As this long summer campaign continues it becomes more and more apparent that 2012 has a lot in common with 2004, at least from an electoral perspective. Like 2004, 2012 is a presidential election year featuring an incumbent wrapping up his first term with middling approval ratings. At a similar point in July 2004, an NBC/Wall St. Journal Poll found President George W. Bush with a 48% approval rating. Eight years later the most recent NBC/Wall St. Journal Poll gives President Obama a 49% approval rating.
In 2004, the nation was experiencing tepid economic growth rates in what was called a 'jobless recovery' from the recession of 2003. Today, economic growth is exceptionally slow following the depression of 2007-09. The unemployment rate when George W. Bush became president was 4.2% and rising. It rose 50% to peak at 6.3% in the summer of 2003 before declining to 5.6% by July 2004. Unemployment when Barack Obama became president stood at 8.3% and rose another 20% to peak at 10% in October 2009 before slowly declining to its current 8.2% level.

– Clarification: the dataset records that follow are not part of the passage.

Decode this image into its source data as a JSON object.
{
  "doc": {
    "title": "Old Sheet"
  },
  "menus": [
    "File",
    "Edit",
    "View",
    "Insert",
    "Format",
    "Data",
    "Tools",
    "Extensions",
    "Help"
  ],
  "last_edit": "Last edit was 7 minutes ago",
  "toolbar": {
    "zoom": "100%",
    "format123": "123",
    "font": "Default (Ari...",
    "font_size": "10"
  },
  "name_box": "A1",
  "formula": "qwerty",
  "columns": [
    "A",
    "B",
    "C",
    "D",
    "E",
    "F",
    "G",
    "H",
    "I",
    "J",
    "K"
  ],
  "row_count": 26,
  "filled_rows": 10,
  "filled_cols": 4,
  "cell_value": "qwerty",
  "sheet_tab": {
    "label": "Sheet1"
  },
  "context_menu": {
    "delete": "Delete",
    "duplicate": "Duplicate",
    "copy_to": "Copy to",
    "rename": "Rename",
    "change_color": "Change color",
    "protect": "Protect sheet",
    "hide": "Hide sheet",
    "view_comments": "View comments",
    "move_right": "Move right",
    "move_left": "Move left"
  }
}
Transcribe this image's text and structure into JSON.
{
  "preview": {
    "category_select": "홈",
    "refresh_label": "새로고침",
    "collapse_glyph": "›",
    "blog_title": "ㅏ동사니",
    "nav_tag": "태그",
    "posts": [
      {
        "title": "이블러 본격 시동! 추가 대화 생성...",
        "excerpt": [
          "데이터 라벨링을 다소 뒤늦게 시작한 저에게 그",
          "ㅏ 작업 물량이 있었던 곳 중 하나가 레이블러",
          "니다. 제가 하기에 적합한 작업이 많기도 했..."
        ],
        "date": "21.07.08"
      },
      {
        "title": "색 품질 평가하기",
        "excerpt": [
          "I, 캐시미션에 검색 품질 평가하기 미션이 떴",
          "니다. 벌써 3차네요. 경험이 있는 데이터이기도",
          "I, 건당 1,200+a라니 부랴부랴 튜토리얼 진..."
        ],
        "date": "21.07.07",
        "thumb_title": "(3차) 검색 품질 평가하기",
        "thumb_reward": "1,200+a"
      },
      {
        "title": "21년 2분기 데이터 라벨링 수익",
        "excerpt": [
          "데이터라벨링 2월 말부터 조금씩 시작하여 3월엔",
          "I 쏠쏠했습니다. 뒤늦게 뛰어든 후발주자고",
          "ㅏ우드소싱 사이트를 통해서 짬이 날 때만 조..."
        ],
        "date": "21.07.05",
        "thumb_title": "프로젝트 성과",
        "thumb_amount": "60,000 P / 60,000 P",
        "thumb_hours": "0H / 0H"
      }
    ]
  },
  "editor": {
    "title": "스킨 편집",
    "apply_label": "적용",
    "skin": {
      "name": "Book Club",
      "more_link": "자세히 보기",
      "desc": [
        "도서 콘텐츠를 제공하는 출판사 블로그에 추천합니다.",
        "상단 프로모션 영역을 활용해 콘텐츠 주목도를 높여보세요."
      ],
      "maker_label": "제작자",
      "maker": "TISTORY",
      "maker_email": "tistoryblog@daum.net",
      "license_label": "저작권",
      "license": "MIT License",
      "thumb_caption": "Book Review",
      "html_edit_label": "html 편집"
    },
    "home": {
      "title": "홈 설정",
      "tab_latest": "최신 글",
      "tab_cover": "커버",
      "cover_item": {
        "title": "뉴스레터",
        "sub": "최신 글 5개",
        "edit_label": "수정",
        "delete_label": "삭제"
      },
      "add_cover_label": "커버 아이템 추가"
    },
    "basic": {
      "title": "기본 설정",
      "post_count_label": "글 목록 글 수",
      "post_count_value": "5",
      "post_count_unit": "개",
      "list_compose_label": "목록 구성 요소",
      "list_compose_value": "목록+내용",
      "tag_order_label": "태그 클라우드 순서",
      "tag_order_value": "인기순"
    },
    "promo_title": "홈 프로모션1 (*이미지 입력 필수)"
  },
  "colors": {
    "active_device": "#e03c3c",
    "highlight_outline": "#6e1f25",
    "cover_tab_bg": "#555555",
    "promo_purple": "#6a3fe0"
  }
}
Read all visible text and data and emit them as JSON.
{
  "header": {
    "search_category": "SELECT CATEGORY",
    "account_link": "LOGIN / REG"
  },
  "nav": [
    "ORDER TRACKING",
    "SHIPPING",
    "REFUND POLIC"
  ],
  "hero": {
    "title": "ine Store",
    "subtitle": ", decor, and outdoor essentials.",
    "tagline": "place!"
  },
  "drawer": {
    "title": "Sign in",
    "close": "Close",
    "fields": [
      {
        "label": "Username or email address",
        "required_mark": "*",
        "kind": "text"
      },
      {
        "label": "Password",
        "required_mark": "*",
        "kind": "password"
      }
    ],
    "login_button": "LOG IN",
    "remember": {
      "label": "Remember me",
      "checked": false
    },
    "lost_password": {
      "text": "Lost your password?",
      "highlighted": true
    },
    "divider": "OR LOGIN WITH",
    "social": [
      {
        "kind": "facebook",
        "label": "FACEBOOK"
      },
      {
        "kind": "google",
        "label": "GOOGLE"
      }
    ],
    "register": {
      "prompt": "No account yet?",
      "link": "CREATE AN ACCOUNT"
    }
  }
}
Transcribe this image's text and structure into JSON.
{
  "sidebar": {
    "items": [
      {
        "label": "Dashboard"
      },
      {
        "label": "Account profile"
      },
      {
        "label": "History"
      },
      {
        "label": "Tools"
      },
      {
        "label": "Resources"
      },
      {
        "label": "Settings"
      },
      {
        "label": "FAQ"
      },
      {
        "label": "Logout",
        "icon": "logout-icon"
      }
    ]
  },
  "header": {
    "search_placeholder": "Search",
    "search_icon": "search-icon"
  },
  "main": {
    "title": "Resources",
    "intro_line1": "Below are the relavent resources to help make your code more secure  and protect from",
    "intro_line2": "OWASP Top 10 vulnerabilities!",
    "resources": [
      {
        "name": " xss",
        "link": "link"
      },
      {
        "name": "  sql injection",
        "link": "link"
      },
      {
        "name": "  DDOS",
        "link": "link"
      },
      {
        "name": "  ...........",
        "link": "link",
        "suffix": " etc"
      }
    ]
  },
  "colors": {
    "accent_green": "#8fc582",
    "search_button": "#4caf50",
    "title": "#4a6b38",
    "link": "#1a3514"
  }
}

The 2004 Presidential Election featured a likable president, with less than stellar approval ratings, facing off against privileged Vietnam War vet and multi-millionaire, Massachusetts Senator John Kerry. America was in the midst of two wars, one becoming very unpopular and a drag on the incumbent. Senator Kerry's strength was his military experience so the incumbent strategy was to cast doubt upon the senator's fitness to be Commander in Chief. The effort led to the Swift Boat attacks against Senator Kerry shortly before election day as well as attempts to cast doubt on President Bush's service in the Texas National Guard. The continued fear of terrorist attacks made Americans hesitant to change administrations in the midst of two wars.
Fast forward to 2012. Both of the wars from 2004 are winding down and the economy is recovering slowly from the steep cliff it went over in 2008. The Presidential Election features a blue blood challenger in former Massachusetts Governor Mitt Romney with mediocre likability ratings and an incumbent president who is likable but struggling with his approval ratings. Unlike in 2004, President Obama will not have the fear of terrorism to boost his campaign. The focus is, and will remain, on the economy. Thus, the president and his team will seek to cast doubt on Governor Romney's claims that he can fix the economy based on his business experience at Bain Capital. The Romney team will argue that the president's policies have failed to turn things around.
The latest polls show the race in a virtual dead heat, not an enviable position for an incumbent to be in. But it is a position remarkably similar to where President Bush found himself in 2004. In 2004, the incumbent prevailed by 2.5 percentage points in the popular vote. The race essentially came down to a single state, as it had four years earlier. In 2000, as everybody knows, it was 'Florida, Florida, Florida' in the words of the late Tim Russert. In 2004, it was Ohio, Ohio, Ohio. President Bush carried the state by 118,000 votes out of more than 5.5 million ballots cast. A swing of just 60,000 votes would have given Ohio's 20 electoral votes, and the presidency, to Senator Kerry. President Bush was helped by a late October video released by Osama bin Laden taking credit for the 9/11 attacks, stirring up a fresh reminder to stay the course in the war against terrorism. Will there be an 'October Surprise' for President Obama as he urges Americans to stay the course and have faith that his policies will eventually lead to the economic recovery Americans want and need? Only time will tell.